The night after the landing of the Frisons and Danes, James d’Avennes reached the desired shore, a man endowed with threefold qualifications, - in counsel a Hector, in arms an Achilles, and in honour surpassing Regulus. He pitched his camp opposite the tower they call the Cursed (Maledicta), and a little further on lay the Templars; still the greater part of the city was not besieged, but there was a free communication open to the enemy. Our men, anxious as to their movements, liked not this freedom of entrance and exit; but the extended circuit of the walls and the paucity of soldiers allowed not of a continued blockade. They therefore divided their forces into troops, and by turns watched the approaches of the city in arms; and thus, for some days, obstructed the passage of those who would go out. The Turks, however, issuing from city and camp, and having collected their strength from all quarters, attacked our men and prevailed; for a divided line of battle is easily broken through, and scattered strength quickly yieldeth. On that day the Hospitallers were on guard, and on giving way, were relieved by the Templars, who checked the enemy, and hindered them, though pressed severely, from bursting into the camp. Moreover, day by day the army of the faithful increased; and a multitude of ships coming together, struck no small terror into the
Mahometan army. But Saladin, by means of a fiction, lessened the fears thus excited, asserting that the Christians took away their ships by night, and brought them back again at dawn of day as if they were newly arrived, for the purpose of making a display of strength. He himself was not, however, ignorant of the real state of the case, and grieved bitterly at our daily increase of strength; but, dissembling the cloud on his mind under a haughty aspect, he exhibited a calm and fearless countenance.
Chapter XXIX. - Of the arrival of the French, English, and Germans.
Very many indeed had already come from the kingdom of France; and amongst others the bishop of Beauvais, a man more devoted to the camp than the closet, and one who gloried in warfare and strove to be like Turpin if he could but find a Charles. There is a part of France called Champagne; and though the whole country is famous for the pursuit of arms, this one, by a sort of privilege of chivalry, excels and surpasses the rest. Hence its warlike youth marching out in power displayed the strength which it had exercised in the gymnasium with greater boldness against the foe; and having laid aside the playful game of battle, they turned their bellicose spirits to the realities of war. So, indeed, English as well as French are led on by the warmth of their devotion, so that not waiting for their own kings they march forward to perform their duty to the King of kings. From Germany, also, there came an illustrious and powerful man, whom in their language they call Landgrave;(13) which, according to the sense of the word, appears to mean count of the land, as if so entitled par excellence. He persuaded the marquis, who had a difference with King Guy, to repair to Acre, though at first he had declined to do so on account of the disagreement. We know that the rules of history sometimes require us to commit to writing, seriatim, the names of the chiefs who assist in the management of affairs, to which, indeed, they themselves, in a sort of itch
(13) This was Lewis III., landgrave of Thuringia, who had accompanied or followed the emperor to the crusade.
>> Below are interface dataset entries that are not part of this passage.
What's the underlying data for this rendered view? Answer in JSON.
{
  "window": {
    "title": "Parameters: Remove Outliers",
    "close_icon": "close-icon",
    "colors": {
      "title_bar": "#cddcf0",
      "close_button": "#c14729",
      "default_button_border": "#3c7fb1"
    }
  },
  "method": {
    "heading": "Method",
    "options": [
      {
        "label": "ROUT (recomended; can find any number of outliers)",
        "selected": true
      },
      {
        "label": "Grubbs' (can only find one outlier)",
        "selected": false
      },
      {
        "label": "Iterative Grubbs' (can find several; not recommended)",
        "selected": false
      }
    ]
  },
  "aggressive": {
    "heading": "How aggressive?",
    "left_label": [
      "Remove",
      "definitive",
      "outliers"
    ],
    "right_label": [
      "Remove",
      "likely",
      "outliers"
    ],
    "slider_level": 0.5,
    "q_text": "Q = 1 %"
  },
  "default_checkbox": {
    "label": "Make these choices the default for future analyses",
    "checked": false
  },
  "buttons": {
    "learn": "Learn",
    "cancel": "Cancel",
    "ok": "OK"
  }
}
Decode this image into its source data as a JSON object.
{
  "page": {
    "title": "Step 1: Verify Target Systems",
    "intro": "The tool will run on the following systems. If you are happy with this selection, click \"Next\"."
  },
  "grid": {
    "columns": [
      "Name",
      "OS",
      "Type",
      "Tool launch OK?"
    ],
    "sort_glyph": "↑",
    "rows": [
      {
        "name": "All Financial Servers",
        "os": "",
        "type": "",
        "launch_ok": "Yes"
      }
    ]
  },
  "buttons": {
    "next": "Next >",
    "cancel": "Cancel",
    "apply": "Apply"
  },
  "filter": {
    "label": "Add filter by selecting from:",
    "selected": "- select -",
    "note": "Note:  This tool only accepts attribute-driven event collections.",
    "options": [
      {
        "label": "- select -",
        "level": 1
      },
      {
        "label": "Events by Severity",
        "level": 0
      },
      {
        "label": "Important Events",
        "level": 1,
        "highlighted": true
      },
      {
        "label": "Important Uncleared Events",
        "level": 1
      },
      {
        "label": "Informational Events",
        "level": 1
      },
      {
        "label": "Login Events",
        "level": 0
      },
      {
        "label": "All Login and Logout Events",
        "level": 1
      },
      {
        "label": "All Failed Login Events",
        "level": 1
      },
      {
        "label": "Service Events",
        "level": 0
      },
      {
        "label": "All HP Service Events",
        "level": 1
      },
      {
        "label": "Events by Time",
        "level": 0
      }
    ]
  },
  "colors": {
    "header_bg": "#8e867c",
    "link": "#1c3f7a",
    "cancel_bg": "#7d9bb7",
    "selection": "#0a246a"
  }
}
for glory, sometimes lay claim; whilst, on the other hand, the fastidious reader may think the work too long in this particular, and so reject a narrative which runs to wearisomeness. We therefore will be as brief as possible in enumerating the chiefs. But when the course of affairs shall offer an opportunity, we will mention the illustrious actions of each. After the numbers of the faithful were considerably increased, and when the army was fitter for setting about its arduous undertaking, it was unanimously determined to attack the neighbouring camp of the unbelievers. A certain mount stood opposite to Mount Turon, which we have before described; here the enemy had pitched their pavilions, and a large intervening space of plain presented far and wide an area well adapted for battle. Hither the army descended from the camp to the plain; and there being put in array, were divided into troops so that the lightarmed soldiers with the bowmen and arbalesters went first; next to them followed the body of the army, glittering with horses, arms, and the various insignia of war. Their countenance and bearing indicated the disposition of their minds; the faithful had recourse to prayer, whilst the enemy trembled. There were those who, abandoning themselves to excessive exultation at the sight of the battle-array, presumed to say, - "What power shall prevail, what multitude shall withstand us? Let the Lord assist neither us nor our adversaries; the victory rests in our own valour." Certainly a most impious and utterly detestable sentiment, for it